* Problem requirements
Across the entries below, tally every line that holds the word "this". Give only the tally.

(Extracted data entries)

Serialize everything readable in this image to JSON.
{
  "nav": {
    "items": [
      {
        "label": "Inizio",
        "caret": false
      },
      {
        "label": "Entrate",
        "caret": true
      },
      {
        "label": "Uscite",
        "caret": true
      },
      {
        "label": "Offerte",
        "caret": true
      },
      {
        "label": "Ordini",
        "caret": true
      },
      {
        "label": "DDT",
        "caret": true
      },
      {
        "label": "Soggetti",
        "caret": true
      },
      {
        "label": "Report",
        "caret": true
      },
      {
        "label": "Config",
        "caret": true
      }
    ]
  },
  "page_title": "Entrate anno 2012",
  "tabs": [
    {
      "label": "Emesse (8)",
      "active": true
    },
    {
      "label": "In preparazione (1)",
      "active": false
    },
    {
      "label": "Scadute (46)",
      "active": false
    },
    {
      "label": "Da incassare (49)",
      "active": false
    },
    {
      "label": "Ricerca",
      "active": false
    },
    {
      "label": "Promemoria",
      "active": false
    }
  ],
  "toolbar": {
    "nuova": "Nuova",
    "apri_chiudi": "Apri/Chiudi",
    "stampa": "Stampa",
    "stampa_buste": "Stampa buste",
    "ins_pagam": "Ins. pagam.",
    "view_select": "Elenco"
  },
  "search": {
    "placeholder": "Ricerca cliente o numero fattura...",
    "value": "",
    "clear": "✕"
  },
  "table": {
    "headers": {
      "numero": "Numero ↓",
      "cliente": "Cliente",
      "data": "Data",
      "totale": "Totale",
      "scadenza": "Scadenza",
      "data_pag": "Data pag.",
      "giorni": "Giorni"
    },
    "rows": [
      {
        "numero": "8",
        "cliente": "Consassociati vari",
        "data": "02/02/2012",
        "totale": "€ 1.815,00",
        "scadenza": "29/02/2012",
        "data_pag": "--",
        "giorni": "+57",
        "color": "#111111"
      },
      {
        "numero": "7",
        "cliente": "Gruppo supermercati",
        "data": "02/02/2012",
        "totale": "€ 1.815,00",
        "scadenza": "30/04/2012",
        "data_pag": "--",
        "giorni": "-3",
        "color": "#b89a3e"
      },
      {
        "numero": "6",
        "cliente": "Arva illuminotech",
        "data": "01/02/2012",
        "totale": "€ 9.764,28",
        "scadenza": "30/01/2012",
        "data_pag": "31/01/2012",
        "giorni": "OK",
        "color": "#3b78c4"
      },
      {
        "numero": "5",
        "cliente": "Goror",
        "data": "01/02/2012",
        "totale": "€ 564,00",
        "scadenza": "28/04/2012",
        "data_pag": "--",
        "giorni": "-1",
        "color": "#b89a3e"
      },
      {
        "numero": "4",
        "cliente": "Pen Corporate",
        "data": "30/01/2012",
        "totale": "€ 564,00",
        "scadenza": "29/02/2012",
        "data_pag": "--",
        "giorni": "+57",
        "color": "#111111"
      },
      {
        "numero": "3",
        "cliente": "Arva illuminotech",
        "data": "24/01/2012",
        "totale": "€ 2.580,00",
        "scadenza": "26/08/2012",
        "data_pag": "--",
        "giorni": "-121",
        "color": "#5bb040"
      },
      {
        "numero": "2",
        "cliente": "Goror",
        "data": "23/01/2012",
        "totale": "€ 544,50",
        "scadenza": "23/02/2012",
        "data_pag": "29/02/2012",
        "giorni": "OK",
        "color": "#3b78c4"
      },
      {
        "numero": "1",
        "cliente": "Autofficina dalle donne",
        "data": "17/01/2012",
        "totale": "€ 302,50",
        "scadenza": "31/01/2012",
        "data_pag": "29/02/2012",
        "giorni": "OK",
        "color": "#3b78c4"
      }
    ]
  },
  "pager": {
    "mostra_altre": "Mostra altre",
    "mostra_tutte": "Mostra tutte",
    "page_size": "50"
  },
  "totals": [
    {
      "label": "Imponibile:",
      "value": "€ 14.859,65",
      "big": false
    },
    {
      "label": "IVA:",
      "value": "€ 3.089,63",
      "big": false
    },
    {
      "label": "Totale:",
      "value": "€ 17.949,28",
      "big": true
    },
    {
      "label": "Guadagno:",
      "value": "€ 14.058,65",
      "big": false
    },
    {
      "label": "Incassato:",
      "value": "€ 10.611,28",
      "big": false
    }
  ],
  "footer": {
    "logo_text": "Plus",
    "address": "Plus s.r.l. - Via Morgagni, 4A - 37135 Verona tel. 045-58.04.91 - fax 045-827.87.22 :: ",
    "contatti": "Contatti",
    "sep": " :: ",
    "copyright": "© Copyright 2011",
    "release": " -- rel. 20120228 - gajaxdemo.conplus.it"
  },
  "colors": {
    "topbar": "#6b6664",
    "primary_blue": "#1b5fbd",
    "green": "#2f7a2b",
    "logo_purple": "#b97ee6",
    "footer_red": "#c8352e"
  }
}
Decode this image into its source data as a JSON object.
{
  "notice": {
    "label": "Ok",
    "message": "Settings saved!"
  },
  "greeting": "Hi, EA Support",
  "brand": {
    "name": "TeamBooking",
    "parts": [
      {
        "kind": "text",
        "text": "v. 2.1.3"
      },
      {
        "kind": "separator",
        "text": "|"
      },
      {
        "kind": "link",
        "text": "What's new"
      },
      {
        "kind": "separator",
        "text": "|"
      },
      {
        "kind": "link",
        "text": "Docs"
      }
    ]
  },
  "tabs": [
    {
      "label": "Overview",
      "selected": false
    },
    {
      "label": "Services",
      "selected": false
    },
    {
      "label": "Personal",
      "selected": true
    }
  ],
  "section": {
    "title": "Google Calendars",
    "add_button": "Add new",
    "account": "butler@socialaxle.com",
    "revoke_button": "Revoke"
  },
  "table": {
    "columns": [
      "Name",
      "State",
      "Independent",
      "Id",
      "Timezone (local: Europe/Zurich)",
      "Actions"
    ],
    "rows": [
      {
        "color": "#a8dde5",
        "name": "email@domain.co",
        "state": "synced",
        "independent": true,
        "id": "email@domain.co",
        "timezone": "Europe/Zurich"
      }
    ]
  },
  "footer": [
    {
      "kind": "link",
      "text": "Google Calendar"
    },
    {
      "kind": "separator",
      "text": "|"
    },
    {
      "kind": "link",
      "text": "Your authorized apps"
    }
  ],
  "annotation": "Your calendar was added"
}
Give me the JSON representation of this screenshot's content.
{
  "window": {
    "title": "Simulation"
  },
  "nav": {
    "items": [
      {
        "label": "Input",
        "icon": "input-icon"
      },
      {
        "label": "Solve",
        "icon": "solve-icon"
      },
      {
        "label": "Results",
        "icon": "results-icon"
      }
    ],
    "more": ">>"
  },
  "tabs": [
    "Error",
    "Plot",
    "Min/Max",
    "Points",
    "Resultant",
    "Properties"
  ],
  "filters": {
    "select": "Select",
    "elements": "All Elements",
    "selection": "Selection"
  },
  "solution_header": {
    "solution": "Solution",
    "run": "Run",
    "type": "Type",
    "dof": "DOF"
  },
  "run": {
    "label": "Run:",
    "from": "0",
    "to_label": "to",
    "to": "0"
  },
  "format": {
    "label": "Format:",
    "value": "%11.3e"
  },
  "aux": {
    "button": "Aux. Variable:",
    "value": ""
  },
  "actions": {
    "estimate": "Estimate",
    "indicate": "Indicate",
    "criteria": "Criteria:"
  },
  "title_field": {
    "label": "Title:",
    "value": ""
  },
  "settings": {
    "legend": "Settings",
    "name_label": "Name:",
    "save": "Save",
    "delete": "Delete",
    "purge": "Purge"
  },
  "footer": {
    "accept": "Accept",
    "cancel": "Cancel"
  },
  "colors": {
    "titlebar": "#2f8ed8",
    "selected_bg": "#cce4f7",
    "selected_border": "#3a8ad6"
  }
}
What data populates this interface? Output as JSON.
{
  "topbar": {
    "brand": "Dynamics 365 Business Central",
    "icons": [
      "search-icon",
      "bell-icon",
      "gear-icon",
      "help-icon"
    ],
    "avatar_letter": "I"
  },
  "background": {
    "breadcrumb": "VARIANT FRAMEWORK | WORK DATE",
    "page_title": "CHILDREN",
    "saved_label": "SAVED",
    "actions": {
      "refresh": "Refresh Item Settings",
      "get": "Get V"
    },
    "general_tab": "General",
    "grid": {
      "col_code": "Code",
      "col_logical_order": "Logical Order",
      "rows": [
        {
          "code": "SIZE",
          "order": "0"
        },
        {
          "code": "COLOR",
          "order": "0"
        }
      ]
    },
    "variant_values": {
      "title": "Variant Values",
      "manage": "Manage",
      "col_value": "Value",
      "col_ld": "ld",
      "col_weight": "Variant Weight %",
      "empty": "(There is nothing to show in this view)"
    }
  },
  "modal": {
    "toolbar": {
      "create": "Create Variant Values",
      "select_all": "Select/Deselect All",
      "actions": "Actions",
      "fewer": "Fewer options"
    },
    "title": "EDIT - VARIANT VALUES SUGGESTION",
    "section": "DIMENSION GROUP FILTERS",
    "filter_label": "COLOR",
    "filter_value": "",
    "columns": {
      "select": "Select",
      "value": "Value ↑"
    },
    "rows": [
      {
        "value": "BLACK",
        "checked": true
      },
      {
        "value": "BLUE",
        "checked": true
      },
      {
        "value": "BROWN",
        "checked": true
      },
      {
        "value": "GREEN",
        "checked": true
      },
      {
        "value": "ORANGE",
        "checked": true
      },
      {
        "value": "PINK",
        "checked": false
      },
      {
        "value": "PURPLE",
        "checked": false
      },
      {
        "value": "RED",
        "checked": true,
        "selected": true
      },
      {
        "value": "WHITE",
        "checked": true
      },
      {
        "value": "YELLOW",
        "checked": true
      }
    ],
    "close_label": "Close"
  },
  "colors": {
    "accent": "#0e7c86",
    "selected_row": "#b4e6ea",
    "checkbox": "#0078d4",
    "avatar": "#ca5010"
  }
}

* The completed task
5